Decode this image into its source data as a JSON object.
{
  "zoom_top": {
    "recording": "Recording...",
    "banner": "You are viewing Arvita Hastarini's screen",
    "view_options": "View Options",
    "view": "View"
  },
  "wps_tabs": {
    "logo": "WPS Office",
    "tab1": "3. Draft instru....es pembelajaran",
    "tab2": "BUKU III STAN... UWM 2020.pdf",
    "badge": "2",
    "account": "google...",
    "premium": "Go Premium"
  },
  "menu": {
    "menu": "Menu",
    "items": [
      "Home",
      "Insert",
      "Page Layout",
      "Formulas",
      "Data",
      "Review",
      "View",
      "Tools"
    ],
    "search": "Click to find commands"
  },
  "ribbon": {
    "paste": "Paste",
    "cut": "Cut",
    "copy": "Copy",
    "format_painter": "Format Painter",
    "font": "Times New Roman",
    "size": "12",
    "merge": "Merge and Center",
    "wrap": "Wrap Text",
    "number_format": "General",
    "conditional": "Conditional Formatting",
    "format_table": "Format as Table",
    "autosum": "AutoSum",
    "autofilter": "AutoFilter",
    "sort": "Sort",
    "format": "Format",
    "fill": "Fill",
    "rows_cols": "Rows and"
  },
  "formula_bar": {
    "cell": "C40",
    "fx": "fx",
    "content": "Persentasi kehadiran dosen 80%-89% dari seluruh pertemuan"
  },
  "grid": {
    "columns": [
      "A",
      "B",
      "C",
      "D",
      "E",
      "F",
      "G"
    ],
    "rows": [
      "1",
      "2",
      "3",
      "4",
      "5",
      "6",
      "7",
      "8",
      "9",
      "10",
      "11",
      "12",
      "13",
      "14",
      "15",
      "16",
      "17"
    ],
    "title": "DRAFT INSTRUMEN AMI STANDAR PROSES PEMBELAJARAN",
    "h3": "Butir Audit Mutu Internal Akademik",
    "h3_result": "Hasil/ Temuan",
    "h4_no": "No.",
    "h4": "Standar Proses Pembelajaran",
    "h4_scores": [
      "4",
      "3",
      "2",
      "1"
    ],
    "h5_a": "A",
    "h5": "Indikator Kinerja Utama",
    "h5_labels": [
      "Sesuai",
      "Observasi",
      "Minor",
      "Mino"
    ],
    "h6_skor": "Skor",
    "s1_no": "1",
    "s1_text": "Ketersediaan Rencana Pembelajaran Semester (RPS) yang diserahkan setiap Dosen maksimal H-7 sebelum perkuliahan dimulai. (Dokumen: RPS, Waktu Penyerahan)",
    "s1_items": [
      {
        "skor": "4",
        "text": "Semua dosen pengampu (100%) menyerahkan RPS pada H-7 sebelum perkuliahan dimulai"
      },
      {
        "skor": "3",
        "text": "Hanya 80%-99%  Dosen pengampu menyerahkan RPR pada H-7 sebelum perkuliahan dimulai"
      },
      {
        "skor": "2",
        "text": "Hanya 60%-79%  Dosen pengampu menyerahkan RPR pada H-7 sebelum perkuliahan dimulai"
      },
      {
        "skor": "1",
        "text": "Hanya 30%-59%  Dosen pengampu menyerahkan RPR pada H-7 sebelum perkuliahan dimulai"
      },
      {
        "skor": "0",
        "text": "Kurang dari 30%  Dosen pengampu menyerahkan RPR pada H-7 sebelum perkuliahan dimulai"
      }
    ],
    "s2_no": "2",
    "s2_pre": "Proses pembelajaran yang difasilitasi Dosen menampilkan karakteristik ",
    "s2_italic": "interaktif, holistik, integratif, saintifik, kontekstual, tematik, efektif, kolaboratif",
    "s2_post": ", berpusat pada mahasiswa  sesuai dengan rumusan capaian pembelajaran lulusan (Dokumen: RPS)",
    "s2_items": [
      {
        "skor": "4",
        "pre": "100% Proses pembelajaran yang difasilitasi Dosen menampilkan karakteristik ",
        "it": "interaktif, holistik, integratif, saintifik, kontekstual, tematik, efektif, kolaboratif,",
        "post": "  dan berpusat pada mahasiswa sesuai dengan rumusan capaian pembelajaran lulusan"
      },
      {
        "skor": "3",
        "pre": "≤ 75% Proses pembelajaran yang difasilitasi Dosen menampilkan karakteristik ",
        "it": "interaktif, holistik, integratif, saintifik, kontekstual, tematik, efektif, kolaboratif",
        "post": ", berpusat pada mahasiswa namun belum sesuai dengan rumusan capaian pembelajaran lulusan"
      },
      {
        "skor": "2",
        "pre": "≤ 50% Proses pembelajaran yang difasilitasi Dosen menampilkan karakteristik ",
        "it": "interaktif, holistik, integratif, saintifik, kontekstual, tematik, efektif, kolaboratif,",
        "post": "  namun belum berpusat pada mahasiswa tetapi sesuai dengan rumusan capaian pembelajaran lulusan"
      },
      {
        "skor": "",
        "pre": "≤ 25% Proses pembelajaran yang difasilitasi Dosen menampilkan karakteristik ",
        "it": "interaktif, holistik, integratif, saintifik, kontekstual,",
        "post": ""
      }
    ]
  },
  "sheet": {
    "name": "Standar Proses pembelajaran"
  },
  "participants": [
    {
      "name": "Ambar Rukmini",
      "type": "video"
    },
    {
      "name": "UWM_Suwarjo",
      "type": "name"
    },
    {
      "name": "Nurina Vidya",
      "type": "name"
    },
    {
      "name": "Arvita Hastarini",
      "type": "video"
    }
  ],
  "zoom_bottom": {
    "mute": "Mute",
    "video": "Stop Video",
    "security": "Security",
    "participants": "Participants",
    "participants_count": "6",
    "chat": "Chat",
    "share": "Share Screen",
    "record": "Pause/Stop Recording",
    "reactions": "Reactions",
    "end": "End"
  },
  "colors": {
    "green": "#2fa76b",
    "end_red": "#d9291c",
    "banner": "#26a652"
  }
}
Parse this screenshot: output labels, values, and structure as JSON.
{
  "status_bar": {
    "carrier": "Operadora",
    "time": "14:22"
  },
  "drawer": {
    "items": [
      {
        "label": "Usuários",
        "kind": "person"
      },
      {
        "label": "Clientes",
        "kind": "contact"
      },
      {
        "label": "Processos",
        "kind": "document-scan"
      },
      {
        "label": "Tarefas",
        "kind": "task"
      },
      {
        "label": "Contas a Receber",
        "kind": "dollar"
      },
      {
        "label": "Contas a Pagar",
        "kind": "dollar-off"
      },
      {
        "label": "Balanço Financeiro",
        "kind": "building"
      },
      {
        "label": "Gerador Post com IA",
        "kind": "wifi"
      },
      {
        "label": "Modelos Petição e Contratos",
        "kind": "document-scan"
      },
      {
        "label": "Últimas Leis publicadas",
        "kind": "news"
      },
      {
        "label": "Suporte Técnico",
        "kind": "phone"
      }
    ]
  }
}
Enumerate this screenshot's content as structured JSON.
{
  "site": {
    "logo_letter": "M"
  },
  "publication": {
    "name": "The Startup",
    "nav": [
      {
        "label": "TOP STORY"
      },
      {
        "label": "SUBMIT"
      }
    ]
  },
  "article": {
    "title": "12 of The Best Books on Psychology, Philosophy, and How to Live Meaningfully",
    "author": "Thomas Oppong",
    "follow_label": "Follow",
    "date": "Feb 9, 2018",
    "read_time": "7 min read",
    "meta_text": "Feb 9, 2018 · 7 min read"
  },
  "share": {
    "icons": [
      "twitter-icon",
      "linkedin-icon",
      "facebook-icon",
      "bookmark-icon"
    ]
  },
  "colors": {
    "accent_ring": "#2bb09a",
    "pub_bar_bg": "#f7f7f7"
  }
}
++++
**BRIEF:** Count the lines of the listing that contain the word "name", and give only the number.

**EXERCISE RESULT:** 8